I use the credit card equivalent of the average person’s ingestion of microplastics in water simply to raise the same level of shock among my readers that I experienced. Just think about taking your credit card, putting it in your mouth, chewing it and finally swallowing it. Words escape me.
While the card metaphor provokes our attention, the researchers in a separate paper say the ingestion of a teaspoon full of plastic particles a week is only a tip of the iceberg. A University of Newcastle paper found that people might eat up to 124,000 bits of plastic a year. And people who regularly drink bottled water may add another 90,000 pieces to their annual intake. Essentially plastics are polluting the air we breathe, the water we drink and the food we eat.
To reiterate, the WWF says, “Plastics are polluting not only our oceans and waterways but also marine life and humans. Urgent, global action is needed to face this crisis.”
The WWF research study also states that “prior to the 1960s there was no plastic pollution anywhere. It wasn’t because plastic didn’t exist back then, in fact, plastic had actually been invented early in the 19th century, over 150 years ago. At the end of the 1950s however, something happened that would change our world forever. Dramatic improvements in the manufacturing and processing of plastics saw the costs decline dramatically and combined with the abundance of oil, triggered mass plastics production. This is where the explosion of disposable plastic products began.”
From Dustin Hoffman’s Ears to…

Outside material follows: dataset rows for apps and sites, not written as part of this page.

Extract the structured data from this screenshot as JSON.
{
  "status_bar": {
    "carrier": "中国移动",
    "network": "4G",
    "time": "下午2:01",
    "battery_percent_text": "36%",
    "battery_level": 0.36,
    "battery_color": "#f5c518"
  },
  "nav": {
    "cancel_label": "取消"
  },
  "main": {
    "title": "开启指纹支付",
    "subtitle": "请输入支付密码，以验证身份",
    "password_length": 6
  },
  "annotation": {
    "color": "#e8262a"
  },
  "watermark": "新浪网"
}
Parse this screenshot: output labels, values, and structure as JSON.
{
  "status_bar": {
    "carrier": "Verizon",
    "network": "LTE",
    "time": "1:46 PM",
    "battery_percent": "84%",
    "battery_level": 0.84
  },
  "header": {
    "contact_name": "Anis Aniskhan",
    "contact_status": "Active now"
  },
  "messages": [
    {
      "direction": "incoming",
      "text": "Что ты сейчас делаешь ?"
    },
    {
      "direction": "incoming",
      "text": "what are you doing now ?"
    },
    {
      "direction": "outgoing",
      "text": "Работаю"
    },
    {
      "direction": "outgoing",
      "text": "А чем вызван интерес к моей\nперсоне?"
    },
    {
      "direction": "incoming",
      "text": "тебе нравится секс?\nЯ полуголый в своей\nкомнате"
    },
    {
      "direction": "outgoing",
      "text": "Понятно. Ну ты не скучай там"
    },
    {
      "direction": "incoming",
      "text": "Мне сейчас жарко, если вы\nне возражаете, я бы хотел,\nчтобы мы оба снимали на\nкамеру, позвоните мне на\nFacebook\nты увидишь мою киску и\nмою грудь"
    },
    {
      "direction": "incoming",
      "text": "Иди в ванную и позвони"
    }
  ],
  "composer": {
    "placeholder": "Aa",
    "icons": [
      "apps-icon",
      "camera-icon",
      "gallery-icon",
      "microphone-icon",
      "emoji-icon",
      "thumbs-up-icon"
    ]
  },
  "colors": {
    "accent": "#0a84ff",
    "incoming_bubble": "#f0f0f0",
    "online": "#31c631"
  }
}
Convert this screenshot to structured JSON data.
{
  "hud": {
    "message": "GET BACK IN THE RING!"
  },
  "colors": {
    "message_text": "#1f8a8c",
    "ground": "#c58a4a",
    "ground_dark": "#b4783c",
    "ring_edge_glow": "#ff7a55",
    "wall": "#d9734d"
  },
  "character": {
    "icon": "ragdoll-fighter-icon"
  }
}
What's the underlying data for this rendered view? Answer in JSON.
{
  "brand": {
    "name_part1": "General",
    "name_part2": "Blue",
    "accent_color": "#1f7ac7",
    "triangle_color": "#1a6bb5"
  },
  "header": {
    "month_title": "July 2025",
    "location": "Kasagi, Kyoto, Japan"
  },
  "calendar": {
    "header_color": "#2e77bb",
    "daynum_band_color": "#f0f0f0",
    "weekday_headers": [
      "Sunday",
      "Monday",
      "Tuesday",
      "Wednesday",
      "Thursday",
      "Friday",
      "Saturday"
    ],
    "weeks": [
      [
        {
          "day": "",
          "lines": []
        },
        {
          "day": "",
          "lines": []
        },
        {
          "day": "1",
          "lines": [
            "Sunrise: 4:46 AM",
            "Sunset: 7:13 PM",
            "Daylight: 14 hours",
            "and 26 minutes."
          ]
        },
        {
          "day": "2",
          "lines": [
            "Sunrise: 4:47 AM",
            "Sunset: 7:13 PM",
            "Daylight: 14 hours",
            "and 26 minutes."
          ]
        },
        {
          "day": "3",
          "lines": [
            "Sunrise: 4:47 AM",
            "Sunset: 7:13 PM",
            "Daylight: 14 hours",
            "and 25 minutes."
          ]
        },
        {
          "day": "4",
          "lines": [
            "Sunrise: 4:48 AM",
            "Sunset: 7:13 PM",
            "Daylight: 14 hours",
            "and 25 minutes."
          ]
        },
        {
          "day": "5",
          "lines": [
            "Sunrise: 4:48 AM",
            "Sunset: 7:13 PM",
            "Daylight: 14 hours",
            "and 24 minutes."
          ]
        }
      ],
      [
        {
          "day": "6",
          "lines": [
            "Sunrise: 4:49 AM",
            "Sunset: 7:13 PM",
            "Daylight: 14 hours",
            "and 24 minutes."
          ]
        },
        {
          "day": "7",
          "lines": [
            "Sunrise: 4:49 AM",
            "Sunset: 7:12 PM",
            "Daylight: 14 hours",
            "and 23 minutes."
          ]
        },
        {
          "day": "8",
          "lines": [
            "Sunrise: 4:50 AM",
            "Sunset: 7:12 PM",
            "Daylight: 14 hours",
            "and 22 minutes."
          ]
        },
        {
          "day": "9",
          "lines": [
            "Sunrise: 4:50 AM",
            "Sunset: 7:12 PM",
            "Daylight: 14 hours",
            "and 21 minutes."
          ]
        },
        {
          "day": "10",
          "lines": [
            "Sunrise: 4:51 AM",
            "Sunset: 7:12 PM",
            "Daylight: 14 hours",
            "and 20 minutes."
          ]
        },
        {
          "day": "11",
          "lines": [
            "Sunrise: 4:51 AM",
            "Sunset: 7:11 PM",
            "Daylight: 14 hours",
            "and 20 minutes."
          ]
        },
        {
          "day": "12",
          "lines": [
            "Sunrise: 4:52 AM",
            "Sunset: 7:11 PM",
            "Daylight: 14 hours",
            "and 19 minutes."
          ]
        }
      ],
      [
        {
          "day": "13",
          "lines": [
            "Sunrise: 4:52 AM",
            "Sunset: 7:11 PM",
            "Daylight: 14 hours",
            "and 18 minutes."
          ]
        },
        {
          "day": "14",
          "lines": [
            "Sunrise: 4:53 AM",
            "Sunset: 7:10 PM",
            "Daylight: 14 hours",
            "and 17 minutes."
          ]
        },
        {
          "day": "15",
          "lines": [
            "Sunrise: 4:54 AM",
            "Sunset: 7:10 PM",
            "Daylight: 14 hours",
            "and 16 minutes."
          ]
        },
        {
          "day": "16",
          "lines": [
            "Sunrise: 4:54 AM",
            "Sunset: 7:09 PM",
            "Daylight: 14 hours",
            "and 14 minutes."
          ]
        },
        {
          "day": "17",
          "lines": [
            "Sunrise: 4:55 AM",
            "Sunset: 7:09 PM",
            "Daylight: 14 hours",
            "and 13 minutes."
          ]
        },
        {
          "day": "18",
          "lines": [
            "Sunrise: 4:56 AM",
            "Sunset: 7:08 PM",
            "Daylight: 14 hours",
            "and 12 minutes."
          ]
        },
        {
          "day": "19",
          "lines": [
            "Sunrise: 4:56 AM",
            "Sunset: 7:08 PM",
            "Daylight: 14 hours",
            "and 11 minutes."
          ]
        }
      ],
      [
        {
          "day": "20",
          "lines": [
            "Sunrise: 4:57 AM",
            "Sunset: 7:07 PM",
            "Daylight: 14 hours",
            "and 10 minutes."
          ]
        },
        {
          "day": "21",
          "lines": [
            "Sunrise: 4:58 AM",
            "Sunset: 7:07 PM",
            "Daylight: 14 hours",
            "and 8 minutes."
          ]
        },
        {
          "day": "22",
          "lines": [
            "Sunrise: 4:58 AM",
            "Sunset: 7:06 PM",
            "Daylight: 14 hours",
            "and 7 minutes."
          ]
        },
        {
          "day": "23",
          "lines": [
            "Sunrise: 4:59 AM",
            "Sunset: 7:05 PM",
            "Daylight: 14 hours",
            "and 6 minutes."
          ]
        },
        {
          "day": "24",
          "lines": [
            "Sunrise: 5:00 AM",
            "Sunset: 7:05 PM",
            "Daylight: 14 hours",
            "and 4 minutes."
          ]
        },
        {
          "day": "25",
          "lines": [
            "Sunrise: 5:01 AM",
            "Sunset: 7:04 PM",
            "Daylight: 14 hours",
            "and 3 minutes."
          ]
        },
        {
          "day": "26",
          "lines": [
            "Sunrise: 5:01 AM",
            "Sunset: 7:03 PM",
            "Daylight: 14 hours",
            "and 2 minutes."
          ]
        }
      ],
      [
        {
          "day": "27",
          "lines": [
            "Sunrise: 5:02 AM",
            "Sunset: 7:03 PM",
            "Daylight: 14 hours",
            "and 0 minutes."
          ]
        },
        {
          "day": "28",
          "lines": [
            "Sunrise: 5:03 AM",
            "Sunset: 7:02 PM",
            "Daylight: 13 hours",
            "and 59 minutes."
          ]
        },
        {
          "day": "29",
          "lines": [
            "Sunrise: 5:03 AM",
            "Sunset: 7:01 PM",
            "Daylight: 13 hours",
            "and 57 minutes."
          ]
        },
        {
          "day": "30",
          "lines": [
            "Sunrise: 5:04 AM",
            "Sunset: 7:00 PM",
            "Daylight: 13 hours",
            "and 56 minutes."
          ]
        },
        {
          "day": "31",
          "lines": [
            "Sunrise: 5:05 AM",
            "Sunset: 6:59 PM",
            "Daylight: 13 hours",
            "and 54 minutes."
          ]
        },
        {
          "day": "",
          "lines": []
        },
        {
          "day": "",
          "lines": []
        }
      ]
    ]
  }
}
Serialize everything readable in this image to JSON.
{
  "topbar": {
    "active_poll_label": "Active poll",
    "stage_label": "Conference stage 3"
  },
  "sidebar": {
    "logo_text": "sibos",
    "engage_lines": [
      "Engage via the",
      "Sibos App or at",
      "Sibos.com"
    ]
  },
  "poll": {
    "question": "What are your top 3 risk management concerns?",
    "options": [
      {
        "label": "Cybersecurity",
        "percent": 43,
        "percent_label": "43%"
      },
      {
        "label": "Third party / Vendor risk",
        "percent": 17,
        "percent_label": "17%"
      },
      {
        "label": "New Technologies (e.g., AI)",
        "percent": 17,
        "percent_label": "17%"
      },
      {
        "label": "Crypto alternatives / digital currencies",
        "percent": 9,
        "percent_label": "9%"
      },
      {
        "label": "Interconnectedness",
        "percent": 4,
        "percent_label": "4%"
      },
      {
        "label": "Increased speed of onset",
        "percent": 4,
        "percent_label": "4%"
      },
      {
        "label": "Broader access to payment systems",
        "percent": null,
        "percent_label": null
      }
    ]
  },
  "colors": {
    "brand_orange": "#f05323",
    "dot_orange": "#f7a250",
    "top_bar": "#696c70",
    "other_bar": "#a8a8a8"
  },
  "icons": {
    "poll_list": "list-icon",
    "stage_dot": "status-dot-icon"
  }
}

I’m old enough to recall the 1967 movie, “The Graduate,” starring Dustin Hoffman playing a college kid, Benjamin Braddock. At one point in the movie, Mr. McGuire, an elderly businessman whispers to Benjamin, “I just want to say one word to you. Just one word, Benjamin, plastics…is the future.”
Did the scriptwriter of that movie really envision where we are today 70 years later? Astounding! At the time, plastics was reviled by the Hippie generation, making Mr. McGuire’s prediction even more of a cultural flashpoint. Maybe the next-gens at the time intuitively understood the potential of plastics to pollute the planet and endanger humans and wildlife.
Closer to Home
Forget eating a credit card every week. How about eating your clothes? According to Friends of the Earth, 64 percent of our clothes contain plastics like polyester, nylon, acrylic and polyamide. In fact, most new fabrics are made of plastic. And every time we wash these materials, they shed millions of plastic microfibers that end up in the air, water and food that we ingest.
More, More, More! Enough Already!
A report produced by the Circular Fibres Initiative (which aims to build a circular economy for textiles, starting with clothing) highlights the following fast facts:
- Every second, the equivalent of one garbage truck of textiles is landfilled or burned.
- An estimated $500 billion value is lost every year due to clothing that’s barely worn and rarely recycled.
- Less than one percent of material used to produce clothing is recycled into new clothing.
- Worldwide, clothing utilization—the average number of times a garment is worn before it ceases to be used—has decreased by 36 percent compared to 15 years ago.
- Clothes release half a million tons of microfibers into the ocean every year, equivalent to more than 50 billion plastic bottles.
Are You Motivated Yet?
There is only one purpose for this article. It is to shock all of us once again into action. I get as inured as everyone else in the industry who is not directly involved in the ecosystem of sustainability and/or the circular economy. I admit, I have previously set aside the warning drumbeats of apocalyptical horrors.
If Benjamin had the mindset of his era’s Hippies and now today’s Gen Z, he might have retorted to Mr. McGuire, “Sir, plastics are going to kill the future.”
So, we must ask the hard question: “Will plastics inherit the earth?” What are you doing about it